The March for Life demonstration has been organized since 1973 and Roe vs. Wade, the landmark Supreme Court decision that legalized abortion nationally. In the decades since, the march has become a tradition for many with a conservative or religious objection to abortion, a ritual they hope will return America to a time when abortion was clandestine, even as many countries around the world liberalize abortion laws, the Guardian reported.
“I’m very passionately Catholic, and so it goes against everything I’ve ever been taught in my life,” said Shawna Queen, a mother from Portsmouth, Ohio, who brought three generations of her family with her. She started to cry while describing abortion.
“I just think it’s a travesty that we kill the unborn,” she said.
Attendance hit a high-water mark in 2009, just after Barack Obama’s inauguration. But this year will hold special significance for many.
Where once there was doubt about Donald Trump’s anti-abortion bona fides — he once called himself “very pro-choice” — that has long been forgotten, at least publicly.
Trump this year became the first president ever to address the march in person. In previous years, Mike Pence, the vice-president, attended, and Trump relayed video messages to attendees.
The president’s administration is responsible for putting abortion rights on exceptionally shaky ground. A conservative-leaning supreme court, with two justices of Trump’s choosing, is set to hear its first abortion case in March.
A majority of Americans still support abortion rights, and oppose efforts to overturn Roe vs Wade: Those opinions have shifted little in the decades since abortion was legalized. However, where supporters of reproductive rights considered the issue a settled matter, opponents saw Roe as a target to aim at.
Emboldened by Trump’s anti-abortion rhetoric, states have worked to overturn Roe vs. Wade and undermined states’ rights and services along the way.
A wave of the strictest anti-abortion laws in decades swept across the South and Midwest last year. Many laws banned abortion at the sixth week, before most women know they are pregnant. The laws are all unconstitutional, as long as Roe stands, and none have gone into effect.
“My hope is there will be a law that will not allow abortion to continue happening,” said Gladys Kohr, who came to the march in a full-sized bus wrapped in pro-Trump images. Abortion “should be illegal”, she said.
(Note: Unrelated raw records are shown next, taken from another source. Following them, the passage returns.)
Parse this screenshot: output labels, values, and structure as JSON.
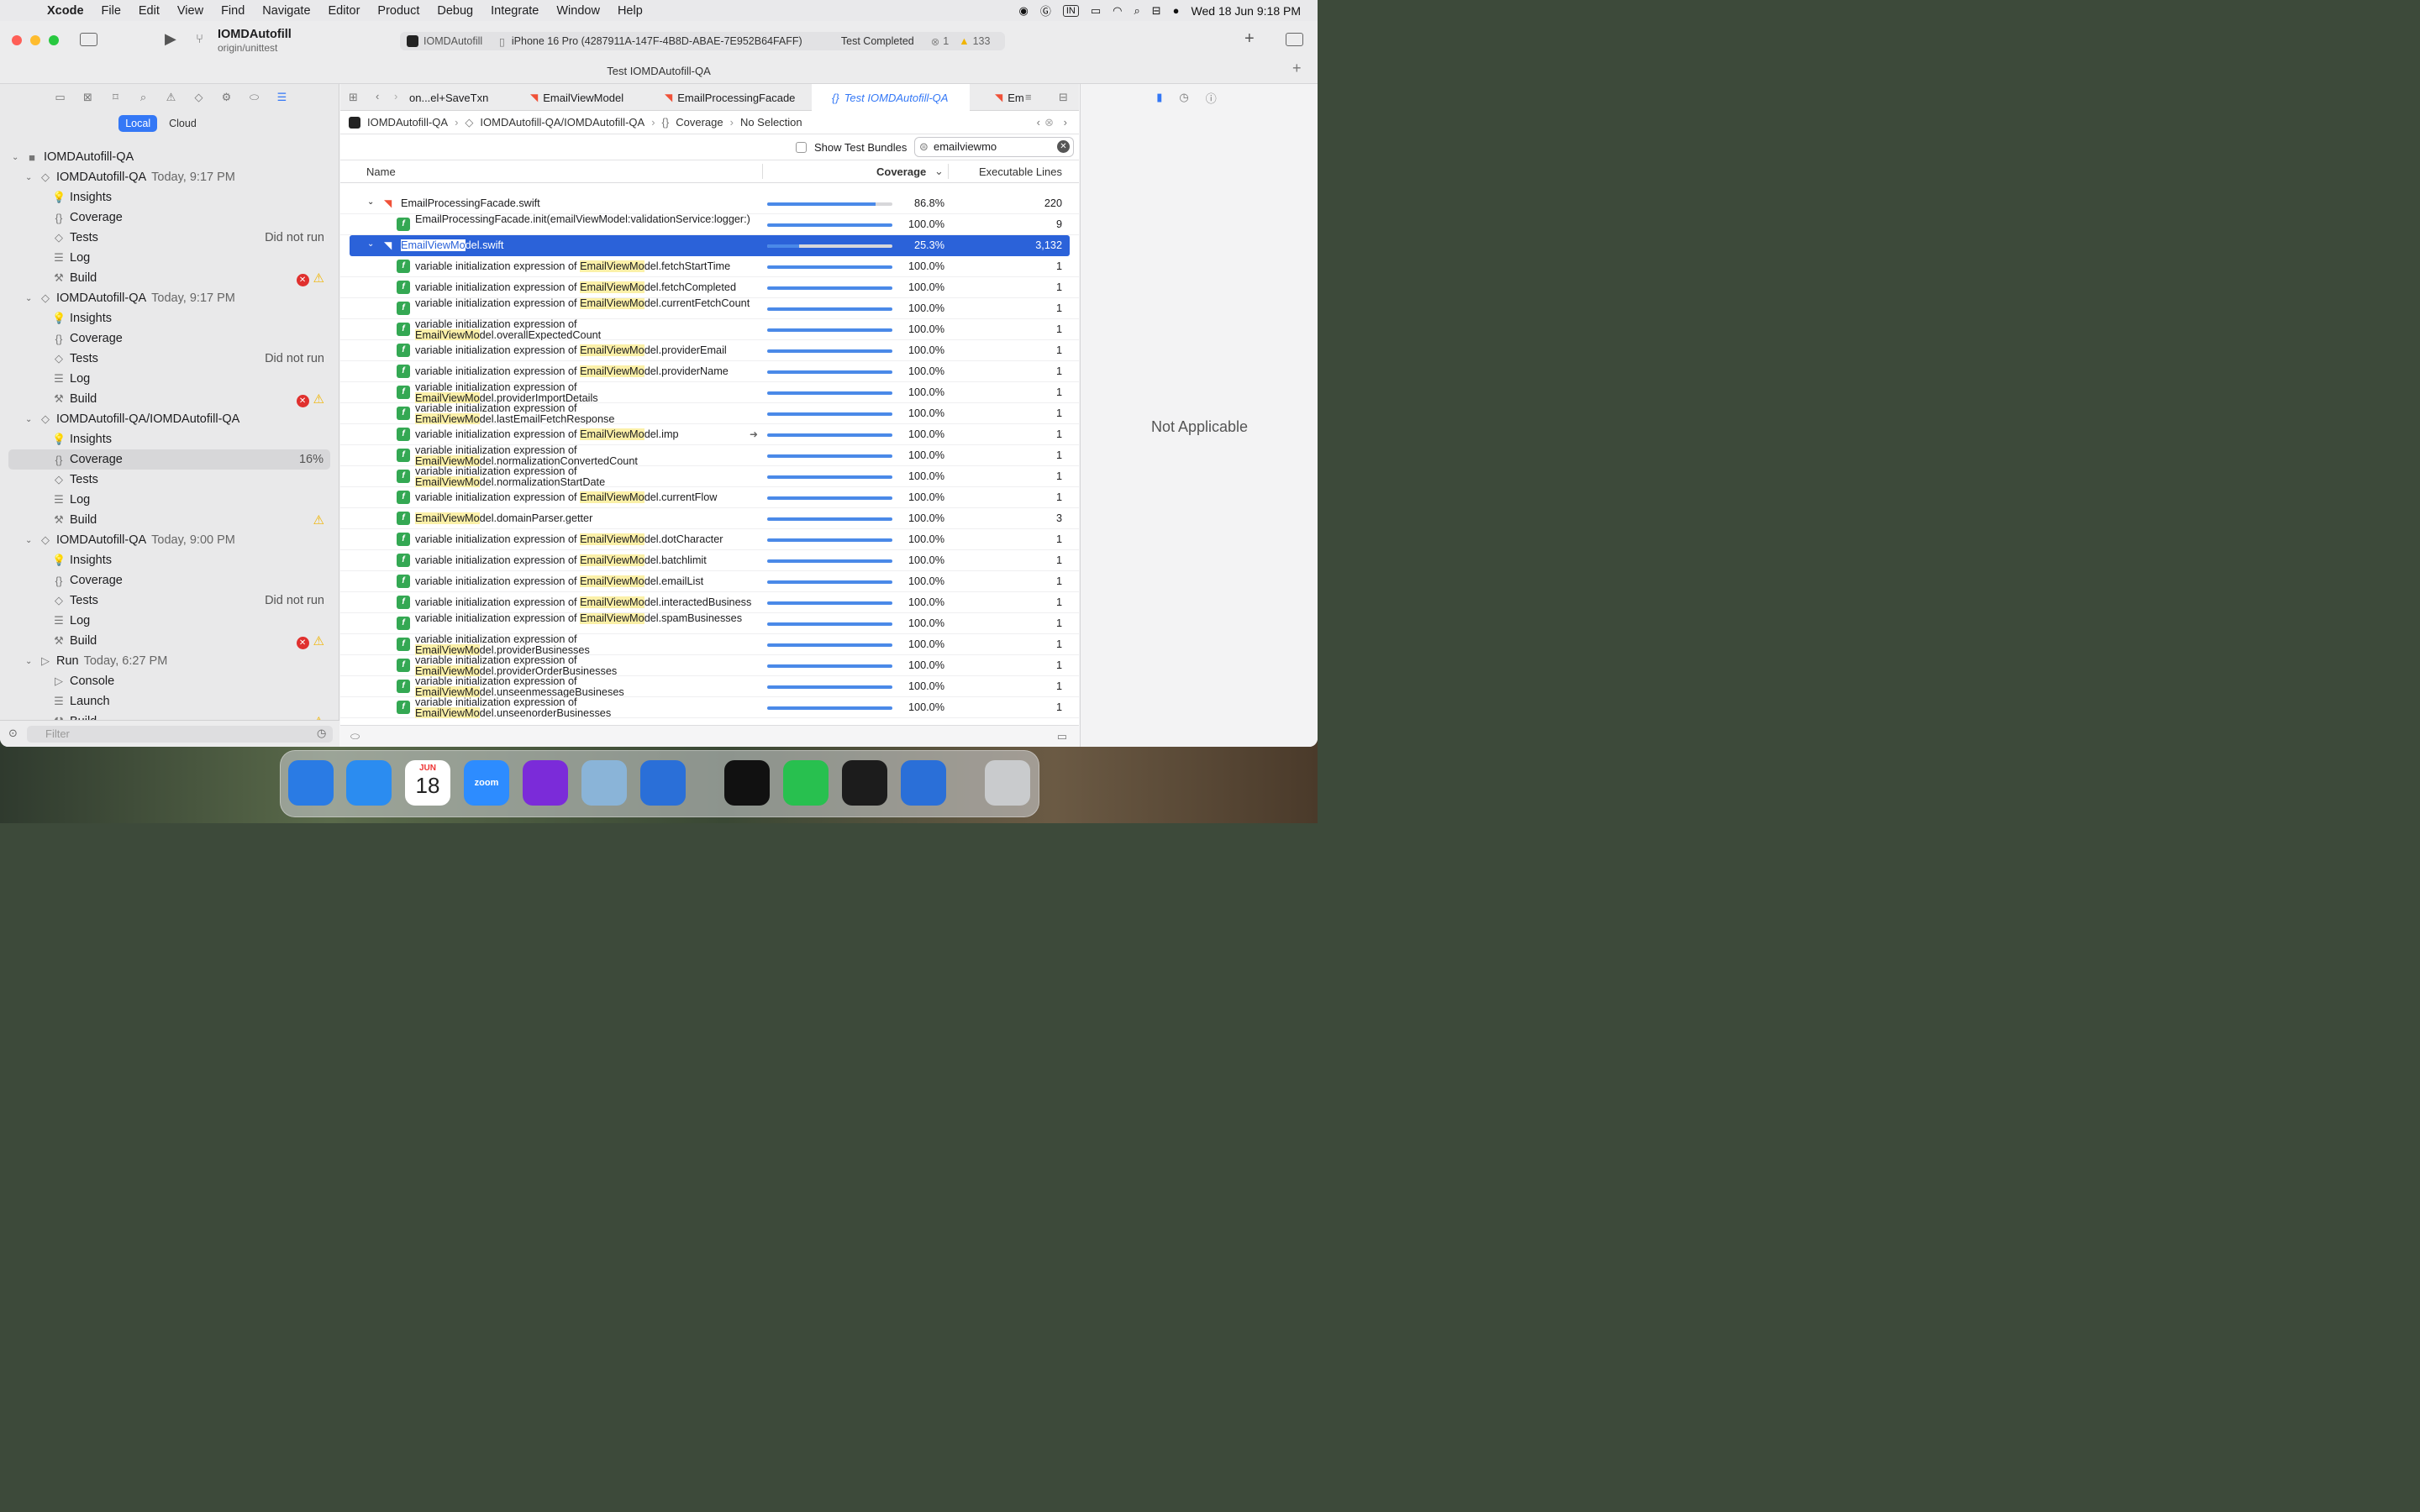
{
  "menubar": {
    "app": "Xcode",
    "items": [
      "File",
      "Edit",
      "View",
      "Find",
      "Navigate",
      "Editor",
      "Product",
      "Debug",
      "Integrate",
      "Window",
      "Help"
    ],
    "input_badge": "IN",
    "clock": "Wed 18 Jun  9:18 PM"
  },
  "toolbar": {
    "scheme": "IOMDAutofill",
    "branch": "origin/unittest",
    "target": "IOMDAutofill",
    "device": "iPhone 16 Pro (4287911A-147F-4B8D-ABAE-7E952B64FAFF)",
    "status": "Test Completed",
    "errors": "1",
    "warnings": "133",
    "window_title": "Test IOMDAutofill-QA"
  },
  "sidebar": {
    "seg_local": "Local",
    "seg_cloud": "Cloud",
    "filter_placeholder": "Filter",
    "rows": [
      {
        "label": "IOMDAutofill-QA",
        "level": 0
      },
      {
        "label": "IOMDAutofill-QA",
        "date": "Today, 9:17 PM",
        "level": 1
      },
      {
        "label": "Insights",
        "level": 2
      },
      {
        "label": "Coverage",
        "level": 2
      },
      {
        "label": "Tests",
        "right": "Did not run",
        "level": 2
      },
      {
        "label": "Log",
        "level": 2
      },
      {
        "label": "Build",
        "level": 2
      },
      {
        "label": "IOMDAutofill-QA",
        "date": "Today, 9:17 PM",
        "level": 1
      },
      {
        "label": "Insights",
        "level": 2
      },
      {
        "label": "Coverage",
        "level": 2
      },
      {
        "label": "Tests",
        "right": "Did not run",
        "level": 2
      },
      {
        "label": "Log",
        "level": 2
      },
      {
        "label": "Build",
        "level": 2
      },
      {
        "label": "IOMDAutofill-QA/IOMDAutofill-QA",
        "level": 1
      },
      {
        "label": "Insights",
        "level": 2
      },
      {
        "label": "Coverage",
        "right": "16%",
        "level": 2
      },
      {
        "label": "Tests",
        "level": 2
      },
      {
        "label": "Log",
        "level": 2
      },
      {
        "label": "Build",
        "level": 2
      },
      {
        "label": "IOMDAutofill-QA",
        "date": "Today, 9:00 PM",
        "level": 1
      },
      {
        "label": "Insights",
        "level": 2
      },
      {
        "label": "Coverage",
        "level": 2
      },
      {
        "label": "Tests",
        "right": "Did not run",
        "level": 2
      },
      {
        "label": "Log",
        "level": 2
      },
      {
        "label": "Build",
        "level": 2
      },
      {
        "label": "Run",
        "date": "Today, 6:27 PM",
        "level": 1
      },
      {
        "label": "Console",
        "level": 2
      },
      {
        "label": "Launch",
        "level": 2
      },
      {
        "label": "Build",
        "level": 2
      }
    ]
  },
  "tabs": [
    "on...el+SaveTxn",
    "EmailViewModel",
    "EmailProcessingFacade",
    "Test IOMDAutofill-QA",
    "Em"
  ],
  "jumpbar": [
    "IOMDAutofill-QA",
    "IOMDAutofill-QA/IOMDAutofill-QA",
    "Coverage",
    "No Selection"
  ],
  "options": {
    "show_bundles": "Show Test Bundles",
    "search_value": "emailviewmo"
  },
  "columns": {
    "name": "Name",
    "coverage": "Coverage",
    "lines": "Executable Lines"
  },
  "rows": [
    {
      "name": "EmailProcessingFacade.swift",
      "coverage": 0.868,
      "pct": "86.8%",
      "lines": "220",
      "kind": "file"
    },
    {
      "name": "EmailProcessingFacade.init(emailViewModel:validationService:logger:)",
      "coverage": 1.0,
      "pct": "100.0%",
      "lines": "9",
      "kind": "func"
    },
    {
      "name": "EmailViewModel.swift",
      "coverage": 0.253,
      "pct": "25.3%",
      "lines": "3,132",
      "kind": "file",
      "selected": true
    },
    {
      "name": "variable initialization expression of EmailViewModel.fetchStartTime",
      "coverage": 1.0,
      "pct": "100.0%",
      "lines": "1",
      "kind": "func"
    },
    {
      "name": "variable initialization expression of EmailViewModel.fetchCompleted",
      "coverage": 1.0,
      "pct": "100.0%",
      "lines": "1",
      "kind": "func"
    },
    {
      "name": "variable initialization expression of EmailViewModel.currentFetchCount",
      "coverage": 1.0,
      "pct": "100.0%",
      "lines": "1",
      "kind": "func"
    },
    {
      "name": "variable initialization expression of EmailViewModel.overallExpectedCount",
      "coverage": 1.0,
      "pct": "100.0%",
      "lines": "1",
      "kind": "func"
    },
    {
      "name": "variable initialization expression of EmailViewModel.providerEmail",
      "coverage": 1.0,
      "pct": "100.0%",
      "lines": "1",
      "kind": "func"
    },
    {
      "name": "variable initialization expression of EmailViewModel.providerName",
      "coverage": 1.0,
      "pct": "100.0%",
      "lines": "1",
      "kind": "func"
    },
    {
      "name": "variable initialization expression of EmailViewModel.providerImportDetails",
      "coverage": 1.0,
      "pct": "100.0%",
      "lines": "1",
      "kind": "func"
    },
    {
      "name": "variable initialization expression of EmailViewModel.lastEmailFetchResponse",
      "coverage": 1.0,
      "pct": "100.0%",
      "lines": "1",
      "kind": "func"
    },
    {
      "name": "variable initialization expression of EmailViewModel.imp",
      "coverage": 1.0,
      "pct": "100.0%",
      "lines": "1",
      "kind": "func"
    },
    {
      "name": "variable initialization expression of EmailViewModel.normalizationConvertedCount",
      "coverage": 1.0,
      "pct": "100.0%",
      "lines": "1",
      "kind": "func"
    },
    {
      "name": "variable initialization expression of EmailViewModel.normalizationStartDate",
      "coverage": 1.0,
      "pct": "100.0%",
      "lines": "1",
      "kind": "func"
    },
    {
      "name": "variable initialization expression of EmailViewModel.currentFlow",
      "coverage": 1.0,
      "pct": "100.0%",
      "lines": "1",
      "kind": "func"
    },
    {
      "name": "EmailViewModel.domainParser.getter",
      "coverage": 1.0,
      "pct": "100.0%",
      "lines": "3",
      "kind": "func"
    },
    {
      "name": "variable initialization expression of EmailViewModel.dotCharacter",
      "coverage": 1.0,
      "pct": "100.0%",
      "lines": "1",
      "kind": "func"
    },
    {
      "name": "variable initialization expression of EmailViewModel.batchlimit",
      "coverage": 1.0,
      "pct": "100.0%",
      "lines": "1",
      "kind": "func"
    },
    {
      "name": "variable initialization expression of EmailViewModel.emailList",
      "coverage": 1.0,
      "pct": "100.0%",
      "lines": "1",
      "kind": "func"
    },
    {
      "name": "variable initialization expression of EmailViewModel.interactedBusinesses",
      "coverage": 1.0,
      "pct": "100.0%",
      "lines": "1",
      "kind": "func"
    },
    {
      "name": "variable initialization expression of EmailViewModel.spamBusinesses",
      "coverage": 1.0,
      "pct": "100.0%",
      "lines": "1",
      "kind": "func"
    },
    {
      "name": "variable initialization expression of EmailViewModel.providerBusinesses",
      "coverage": 1.0,
      "pct": "100.0%",
      "lines": "1",
      "kind": "func"
    },
    {
      "name": "variable initialization expression of EmailViewModel.providerOrderBusinesses",
      "coverage": 1.0,
      "pct": "100.0%",
      "lines": "1",
      "kind": "func"
    },
    {
      "name": "variable initialization expression of EmailViewModel.unseenmessageBusineses",
      "coverage": 1.0,
      "pct": "100.0%",
      "lines": "1",
      "kind": "func"
    },
    {
      "name": "variable initialization expression of EmailViewModel.unseenorderBusinesses",
      "coverage": 1.0,
      "pct": "100.0%",
      "lines": "1",
      "kind": "func"
    }
  ],
  "inspector": {
    "text": "Not Applicable"
  },
  "dock": [
    {
      "name": "finder-icon",
      "color": "#2a7be4"
    },
    {
      "name": "safari-icon",
      "color": "#2b8cf0"
    },
    {
      "name": "calendar-icon",
      "color": "#ffffff",
      "month": "JUN",
      "day": "18"
    },
    {
      "name": "zoom-icon",
      "color": "#2d8cff",
      "label": "zoom"
    },
    {
      "name": "firefox-icon",
      "color": "#7b2bd9"
    },
    {
      "name": "preview-icon",
      "color": "#8ab4d8"
    },
    {
      "name": "xcode-icon",
      "color": "#2a6fd8"
    },
    {
      "name": "unity-icon",
      "color": "#111111"
    },
    {
      "name": "whatsapp-icon",
      "color": "#28c04f"
    },
    {
      "name": "terminal-icon",
      "color": "#1c1c1c"
    },
    {
      "name": "xcode-instruments-icon",
      "color": "#2a6fd8"
    },
    {
      "name": "trash-icon",
      "color": "#c9cbcd"
    }
  ]
}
Kohr said she would support punishment for women who have abortions, and doctors who perform them — “something very severe”. But she said women should be given information about abortion before being allowed to undergo the procedure.